Modesty--it's more than the hemline being low enough and the neckline being high enough. It's more than steering away from provocative clothing aisle at the mall. It's more than clothes. Although clothing might be there first thing which comes to mind when you hear the word “modesty”-- it really means so much more.
We live a culture where there is Facebook, Twitter, Instagram, and Snapchat. We get to say what we are thinking to everyone--in real time. There is very little filter when it comes to our feelings, thoughts, opinions, or complaints. We like to post them, snap a pic, and share with the world. We are seeing a younger generation become more vocal and visual. However, we are also seeing less and less modesty in behavior. As the fashion trends become more provocative so does the conduct. It's important to discuss with your teens what your family's standard for modesty are in dress AND behavior.
Here are three conversation starters you can do at home to encourage modesty in your teen:
As parents, it is so important to keep the conversation about modesty alive in your home. If you have never had the conversation about behavior this is the perfect time to start. This conversation is for boys and girls. Modesty in young men is important and should be encouraged. Talk about it today! Don't let society shape their standards for behavior. Let it start with YOU and your family's values!
Teens consistently say that parents—not peers, not partners, not popular culture—most influence their decisions about relationships and sex. That’s right...believe it or not; your teens want to hear from YOU. And that can be a lot of pressure...but it doesn't have to be.
The following eight tips are meant to guide you through a thoughtful, rational, and (hopefully) slightly less awkward conversation with the teens in your life about that most awkward topic: sex
As children get older many parents believe their child would like to spend more time with their friends, watching Netflix, or texting instead of talking. However, research proves the opposite. It is very important to take advantage of school holiday breaks to invest in your teenager. Here are a few things you may not know about the benefits of spending time with your teen.
Talking with your children helps their grades. If grades are important to you than you need to spend more time talking with your child. It's proven parents who communicate regularly with their children do better academically. Put the iPhone down and invest in a conversation.

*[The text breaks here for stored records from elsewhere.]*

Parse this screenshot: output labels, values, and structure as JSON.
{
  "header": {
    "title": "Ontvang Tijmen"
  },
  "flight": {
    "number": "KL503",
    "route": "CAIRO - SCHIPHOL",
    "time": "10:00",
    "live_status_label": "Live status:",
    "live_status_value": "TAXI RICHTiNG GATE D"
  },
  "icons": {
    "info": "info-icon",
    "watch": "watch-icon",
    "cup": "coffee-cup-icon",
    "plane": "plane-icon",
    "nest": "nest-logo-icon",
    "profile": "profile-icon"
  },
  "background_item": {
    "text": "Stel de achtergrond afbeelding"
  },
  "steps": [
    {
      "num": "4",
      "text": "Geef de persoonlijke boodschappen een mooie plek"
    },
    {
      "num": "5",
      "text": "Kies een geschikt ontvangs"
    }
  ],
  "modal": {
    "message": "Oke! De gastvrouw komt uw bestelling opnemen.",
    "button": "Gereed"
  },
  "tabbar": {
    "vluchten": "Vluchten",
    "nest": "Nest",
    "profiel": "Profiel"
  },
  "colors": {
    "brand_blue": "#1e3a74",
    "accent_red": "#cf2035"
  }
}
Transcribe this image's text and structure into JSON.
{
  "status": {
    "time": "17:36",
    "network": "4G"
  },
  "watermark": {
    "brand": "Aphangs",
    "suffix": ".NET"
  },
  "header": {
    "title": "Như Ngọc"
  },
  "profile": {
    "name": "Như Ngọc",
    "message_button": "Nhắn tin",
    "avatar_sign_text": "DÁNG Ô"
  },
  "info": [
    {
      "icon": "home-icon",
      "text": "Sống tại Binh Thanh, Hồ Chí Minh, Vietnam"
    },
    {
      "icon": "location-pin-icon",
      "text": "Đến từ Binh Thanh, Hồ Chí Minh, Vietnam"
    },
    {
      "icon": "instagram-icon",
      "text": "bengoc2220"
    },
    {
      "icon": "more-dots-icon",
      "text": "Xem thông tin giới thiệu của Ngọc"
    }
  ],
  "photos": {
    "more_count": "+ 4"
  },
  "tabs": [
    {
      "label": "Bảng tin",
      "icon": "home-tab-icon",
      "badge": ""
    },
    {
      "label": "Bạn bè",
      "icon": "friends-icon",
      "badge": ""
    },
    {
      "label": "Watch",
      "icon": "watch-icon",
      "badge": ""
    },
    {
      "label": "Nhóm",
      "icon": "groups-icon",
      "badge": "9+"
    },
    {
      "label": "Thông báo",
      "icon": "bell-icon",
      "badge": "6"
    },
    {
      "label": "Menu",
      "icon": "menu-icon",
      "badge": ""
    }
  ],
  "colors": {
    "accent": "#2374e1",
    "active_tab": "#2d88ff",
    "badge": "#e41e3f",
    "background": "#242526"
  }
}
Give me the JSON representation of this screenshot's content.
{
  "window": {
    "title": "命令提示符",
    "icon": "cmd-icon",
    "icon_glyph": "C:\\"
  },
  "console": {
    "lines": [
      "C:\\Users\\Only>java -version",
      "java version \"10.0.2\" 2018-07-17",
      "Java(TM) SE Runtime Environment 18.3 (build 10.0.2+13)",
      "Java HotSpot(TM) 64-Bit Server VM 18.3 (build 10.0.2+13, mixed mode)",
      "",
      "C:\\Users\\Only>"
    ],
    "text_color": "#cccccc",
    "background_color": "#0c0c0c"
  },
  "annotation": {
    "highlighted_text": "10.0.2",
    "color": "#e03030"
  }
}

Eating dinner together lowers risk of violence in your teen. This doesn't have to be a “Christmas Dinner” every night. The pressures of two income households and single parent families make this table dinner difficult, but not impossible. The plates can be paper. The meal can be sandwiches. The cups do not have to match. It's about the people around the table engaging in a meaningful conversation. This is especially important in single parent households. Even if it's fast food...eat it together!
Teens who have parents present are less hostile. Pass on the party. They need you. Holiday parties for the office, church, volunteer committees, school events, concerts, and other holiday obligations can leave families reeling from December to January. There is no rule saying you have to attend every party and family function. This can lead to many nights of teenagers home alone and unsupervised. Teenagers who spend more time alone are more likely to become hostile. They might act like they don't want to spend time with you, but trust me because THEY DO! Your time spent with them now will emotionally pay off in dividends.
It can be very easy to get lost in the hustle bustle of the holiday, but this week look for ways to engage your teen in conversation. Make sure you make an effort to eat together even if it's in the car on the go. Please do not forget your teen needs your supervision, your conversation, and your engagement in the time you are spending with them. Make this holiday break the best yet!
A Positive Approach to Teen Health (P.A.T.H) is a 501(c)3 organization that reaches seven counties throughout Northwest Indiana. Since 1993, A Positive Approach to Teen Health has been working to empower teens to make healthy choices regarding drugs, sex, alcohol, and violence.